If you want to start a wine cellar to store your favorite bottles, you need to know some basic rules. Here we present you some tips, thus your prized wines mature in optimal conditions.
Aging wines is an investment. Sure, you can keep a special vintage of some icons of our wine industry in some and sell them very well after 20 or 30 years. But you can also save your favorite wines for sentimental reasons and open them to celebrate a special occasion, like a wedding anniversary or the birth of a child. But in all the cases, before starting your own collection, you need to prepare a place with some very specific conditions such as controlled temperature or humidity.
If you live in a studio or in a small apartment it is difficult to build a stone cellar of twenty square meters. That would be roughly three-quarters of your place. Then it all depends on the space available, the number of bottles you want to store and budget. Generally speaking, you can choose:
- Shelves: These types of deposits can be made of wood or metal. It is an easy way to have a “hold” for wines without much attention. This solution serves you for a small amount of wine bottles and storage conditions are not the best to keep wines for a long time. Temperature variations are dangerous if you want to keep your wines for decades.
- Wooden boxes: If you buy your favorite wine in a wooden box, this container can serve you as a personal cellar. But it has to be made of wood. Cardboard boxes always run the risk of getting wet and moisture excess promotes the mold growing and it is dangerous for wine. This solution serves to store from low to moderate amounts of wines.
- A closet-wine cellar or a cellar / fridge: You can buy them from five or ten to fifty bottles. These modern cellars are very useful when you do not have much space. But their price is not low. The difference between a cupboard and a fridge cellar is that the last one maintains the ideal temperature to consume wine when desired, without having to use an ice bucket. Most modern furniture has different temperatures compartments, allowing to save white and red wines at the appropriate service temperature (as we know, white wines require lower temperatures than red wines).
- A room designed to be a cellar:It is a space isolated from the rest of the house and with a space designed for wines. Formerly such places were made of stone. Today there are countless solutions to keep the wines in the best possible conditions.
But no matter if you occupy a corner or a large space for your wines, the bottom line is to worry about some key conditions such as:
This the most difficult factor to regulate. The place where you keep your wines must maintain a constant temperature (not less than 5 °C and no more than 18 ° C). Always avoid extreme temperature fluctuations. During the year, the average temperature varies seasonally, but you cannot allow abrupt changes. It is very useful to install weather-stripping on windows and doors to avoid excessive heat or cold.

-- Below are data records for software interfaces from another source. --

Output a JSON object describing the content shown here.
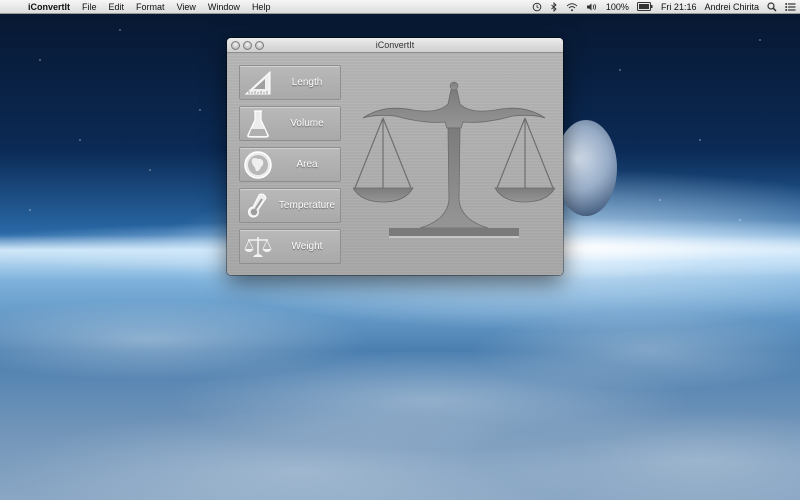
{
  "menubar": {
    "app_name": "iConvertIt",
    "menus": [
      "File",
      "Edit",
      "Format",
      "View",
      "Window",
      "Help"
    ],
    "battery": "100%",
    "clock": "Fri 21:16",
    "user": "Andrei Chirita"
  },
  "window": {
    "title": "iConvertIt",
    "buttons": [
      {
        "label": "Length",
        "icon": "ruler-triangle-icon"
      },
      {
        "label": "Volume",
        "icon": "flask-icon"
      },
      {
        "label": "Area",
        "icon": "globe-icon"
      },
      {
        "label": "Temperature",
        "icon": "thermometer-icon"
      },
      {
        "label": "Weight",
        "icon": "scale-icon"
      }
    ],
    "main_icon": "balance-scale-icon"
  }
}
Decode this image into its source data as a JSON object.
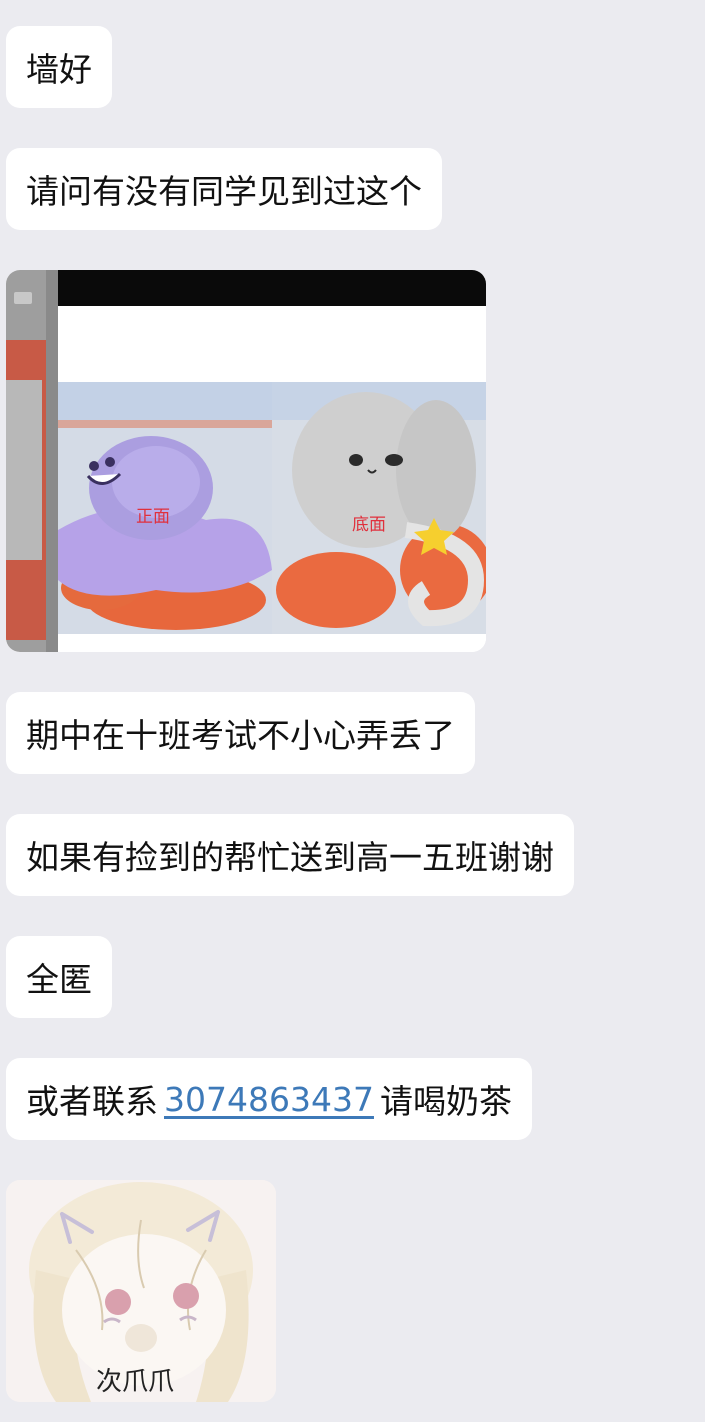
{
  "messages": [
    {
      "text": "墙好"
    },
    {
      "text": "请问有没有同学见到过这个"
    },
    {
      "image": {
        "front_label": "正面",
        "bottom_label": "底面"
      }
    },
    {
      "text": "期中在十班考试不小心弄丢了"
    },
    {
      "text": "如果有捡到的帮忙送到高一五班谢谢"
    },
    {
      "text": "全匿"
    },
    {
      "prefix": "或者联系",
      "link": "3074863437",
      "suffix": "请喝奶茶"
    },
    {
      "sticker": {
        "caption": "次爪爪"
      }
    }
  ],
  "colors": {
    "background": "#ebebf0",
    "bubble": "#ffffff",
    "link": "#3d79b8",
    "photo_label": "#e0303c"
  }
}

An (natural or artificial) intense light can cause defects in wine, as an excess of oxygen, especially in whites. Don’t keep an artificial light near your wines and avoid exposing them directly to the sun. You should also abstain from exposing the bottle of wine in the living room (no matter how attractive is the label for our friends) because light is an enemy of wine.
A good level of humidity is between 75-80%. This prevents the wine cork to dry. For this reason the bottles should be stored in a horizontal position, so that the cork is always in contact with the liquid. Formerly the cellars were literally in stone rooms, where the soil was porous and maintained optimal humidity. Today you have to use tools designed especially for modern cellars. But be careful with this issue. Excess moisture is not healthy for wine. It doesn’t only destroy the labels, but can also damage the cork.
The space where you keep your wine needs good air circulation. This is essential to protect the bottles from odor and mold. In addition, remember that even with good ventilation system, wine absorbs aromas. Therefore you should not keep them near chemicals, deodorants, vegetables or other foods with strong aromas, such as potatoes, garlic, ham, onions, etc. These odors penetrate through the cork porosity and can change the natural bouquet of the wine.
Vibrations can damage wine. The bottles have to move as little as possible and be away from appliances. Yes, I know that in countries like Chile with lots of earthquakes, it is difficult to keep bottles without movement. It is very important that each wine has its place and that you do not need to move five others when you want to uncork a label. The shelves have to be as stable as possible, without risk of bottles falling and easily accessible.
Finally, it is very valuable to have a cellar journal, which carries your personal record of the stored wines: where purchased, when, how much you have paid for them, when you opened the bottles, etc. This way you will always know your hidden treasures and you will live the fascinating experience of collecting wines more intensely.